By now, we are steadily moving through a middle-of-nowhere landscape of lake-size puddles that the parched earth has yet to absorb, featureless save for the black shadow of a mountain range. But shortly after the downpour subsides, the topography returns. We are now in a broad valley, and the mountains on both sides go from black to purple to a warm golden brown as the sky clears up. A right angle turn reveals a half-dozen tents tucked along the base of the mountain. We are in the heart of the 18,5 hectare (46,000 acre) private Kulala Wilderness Reserve, at the edge of the Namib-Naukluft National Park. And this is the remote Kulala Adventurer Camp, our home for the next two nights, with its friendly staff of two.
Desert Advendure At Its Breathtaking Best
My tent is a cozy three-meter by three-meter dome, raised on a large, canvas-covered wooden platform, with two comfortable cots clad in crisp white cotton bedding. At its rear, the full bathroom with a solar-heated shower and flush toilet is conveniently supplied with a stack of thick cotton bath towels and a full range of biodegradable toiletries. At night, lighting is provided by solar-powered LED fixtures. But the best feature of my desert abode is the front veranda, where I can take in the pyrotechnics of the African sunset on the valley, and the mountains and dunes beyond. The sun has returned just in time to bathe the landscape in burnished gold. Then the sky begins to blaze in every shades of crimson to purple before suddenly fading to black.

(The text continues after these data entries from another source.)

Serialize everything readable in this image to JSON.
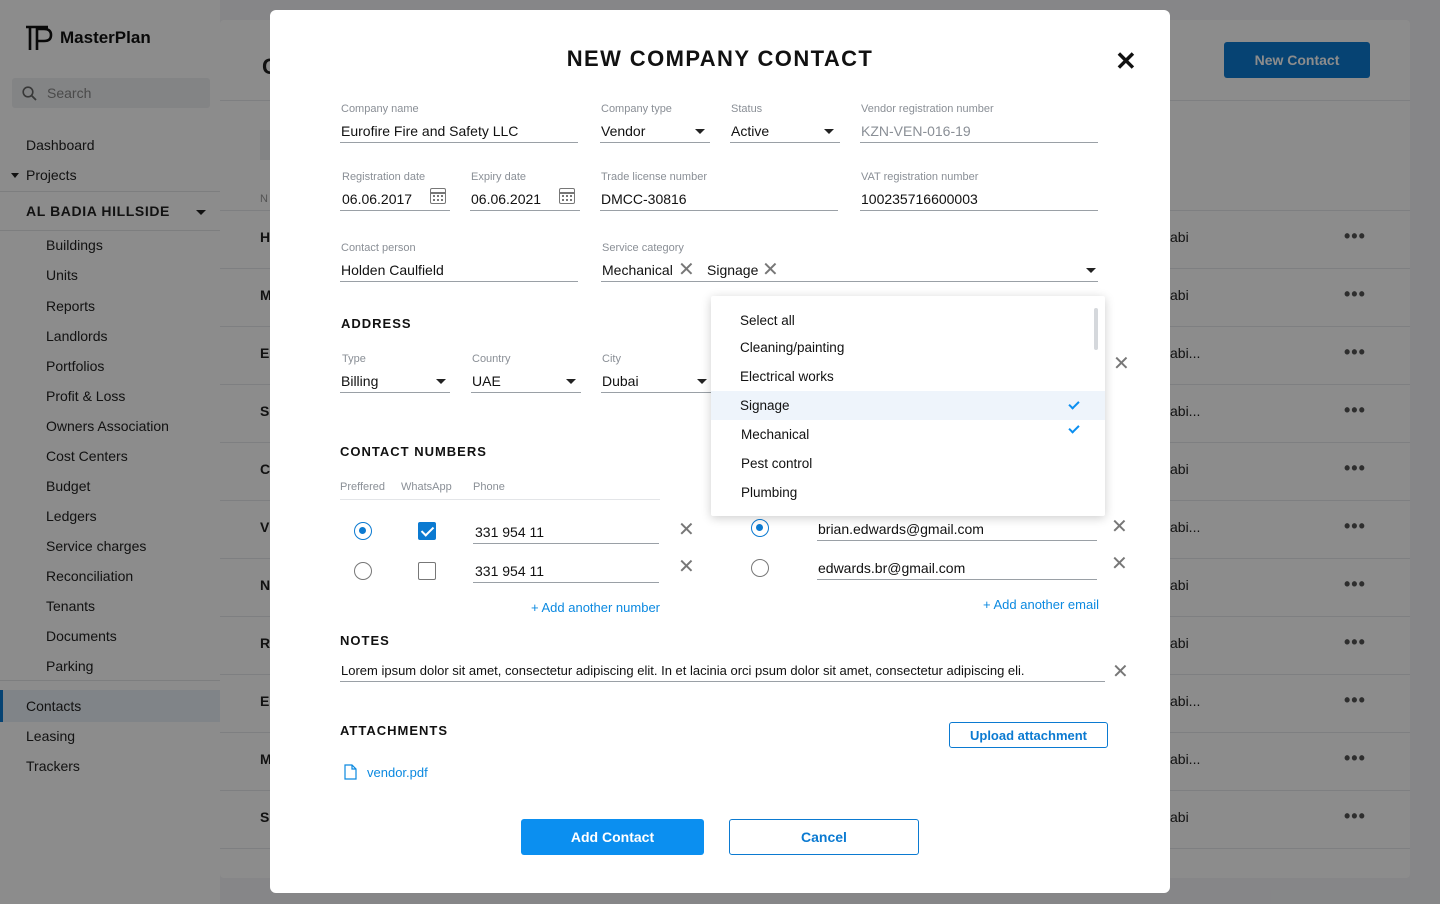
{
  "app": {
    "name": "MasterPlan"
  },
  "sidebar": {
    "search_placeholder": "Search",
    "dashboard": "Dashboard",
    "projects": "Projects",
    "project_name": "AL BADIA HILLSIDE",
    "project_items": [
      "Buildings",
      "Units",
      "Reports",
      "Landlords",
      "Portfolios",
      "Profit & Loss",
      "Owners Association",
      "Cost Centers",
      "Budget",
      "Ledgers",
      "Service charges",
      "Reconciliation",
      "Tenants",
      "Documents",
      "Parking"
    ],
    "contacts": "Contacts",
    "leasing": "Leasing",
    "trackers": "Trackers"
  },
  "background": {
    "new_contact_label": "New Contact",
    "header_letter": "C",
    "col_letter": "N",
    "row_letters": [
      "H",
      "M",
      "Ed",
      "Si",
      "Cl",
      "Vi",
      "N",
      "Ro",
      "Ed",
      "M",
      "Si"
    ],
    "row_cities": [
      "abi",
      "abi",
      "abi...",
      "abi...",
      "abi",
      "abi...",
      "abi",
      "abi",
      "abi...",
      "abi...",
      "abi"
    ],
    "row_menu": "•••"
  },
  "modal": {
    "title": "NEW COMPANY CONTACT",
    "close_icon": "close-icon",
    "company_name": {
      "label": "Company name",
      "value": "Eurofire Fire and Safety LLC"
    },
    "company_type": {
      "label": "Company type",
      "value": "Vendor"
    },
    "status": {
      "label": "Status",
      "value": "Active"
    },
    "vendor_reg": {
      "label": "Vendor registration number",
      "value": "KZN-VEN-016-19"
    },
    "registration_date": {
      "label": "Registration date",
      "value": "06.06.2017"
    },
    "expiry_date": {
      "label": "Expiry date",
      "value": "06.06.2021"
    },
    "trade_license": {
      "label": "Trade license number",
      "value": "DMCC-30816"
    },
    "vat_reg": {
      "label": "VAT registration number",
      "value": "100235716600003"
    },
    "contact_person": {
      "label": "Contact person",
      "value": "Holden Caulfield"
    },
    "service_category": {
      "label": "Service category",
      "chips": [
        "Mechanical",
        "Signage"
      ]
    },
    "address": {
      "title": "ADDRESS",
      "type": {
        "label": "Type",
        "value": "Billing"
      },
      "country": {
        "label": "Country",
        "value": "UAE"
      },
      "city": {
        "label": "City",
        "value": "Dubai"
      }
    },
    "contact_numbers": {
      "title": "CONTACT NUMBERS",
      "col_preferred": "Preffered",
      "col_whatsapp": "WhatsApp",
      "col_phone": "Phone",
      "phones": [
        {
          "value": "331 954 11",
          "preferred": true,
          "whatsapp": true
        },
        {
          "value": "331 954 11",
          "preferred": false,
          "whatsapp": false
        }
      ],
      "emails": [
        {
          "value": "brian.edwards@gmail.com",
          "preferred": true
        },
        {
          "value": "edwards.br@gmail.com",
          "preferred": false
        }
      ],
      "add_number": "+ Add another number",
      "add_email": "+ Add another email"
    },
    "notes": {
      "title": "NOTES",
      "value": "Lorem ipsum dolor sit amet, consectetur adipiscing elit. In et lacinia orci psum dolor sit amet, consectetur adipiscing eli."
    },
    "attachments": {
      "title": "ATTACHMENTS",
      "upload_label": "Upload attachment",
      "file": "vendor.pdf"
    },
    "add_contact_label": "Add Contact",
    "cancel_label": "Cancel"
  },
  "dropdown": {
    "options": [
      {
        "label": "Select all",
        "selected": false
      },
      {
        "label": "Cleaning/painting",
        "selected": false
      },
      {
        "label": "Electrical works",
        "selected": false
      },
      {
        "label": "Signage",
        "selected": true
      },
      {
        "label": "Mechanical",
        "selected": true
      },
      {
        "label": "Pest control",
        "selected": false
      },
      {
        "label": "Plumbing",
        "selected": false
      }
    ]
  },
  "colors": {
    "accent": "#0b8ff0",
    "overlay": "rgba(0,0,0,0.45)"
  }
}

At dinner, a wholesome, freshly prepared three-course menu, Jimmy announces the morning schedule: wake-up call at five (!), breakfast at five-thirty, departure by six, which, he explains, will get us in the Sossuslvei dunes area of the Namib-Naukluft National Park just in time to watch the sun rise over the most famous sand dunes on the planet.
Good to Know
- Getting there – For overseas visitors, Hosea Kutako International Airport, located a 45-minute drive east of Windhoek is the main entry point in the country. Visitors from most Western and Asian countries may enter Namibia visa-free for up to 90 days.
- Wild about Africa is an established destination specialist focusing on moderately-priced quality small-group safaris in southern and eastern Africa. They are a fully-bonded member of the Association of Independent Tour Operators (AITO). Wild about Africa, 10 & 11 Upper Square, Old Isleworth, Middlesex, TW7 7BJ, U.K. Contact: e-mail enquiries @ wildaboutafrica.com, tel. +1-800-242-2434 (U.S.), +44 (0)20 8758 4717 (U.K.).
- Wilderness Safaris is a major ecotourism tour operator in eight countries in eastern and southern Africa. They offer private access to over 2.5 million hectares (six million acres) of Africa’s finest wildlife.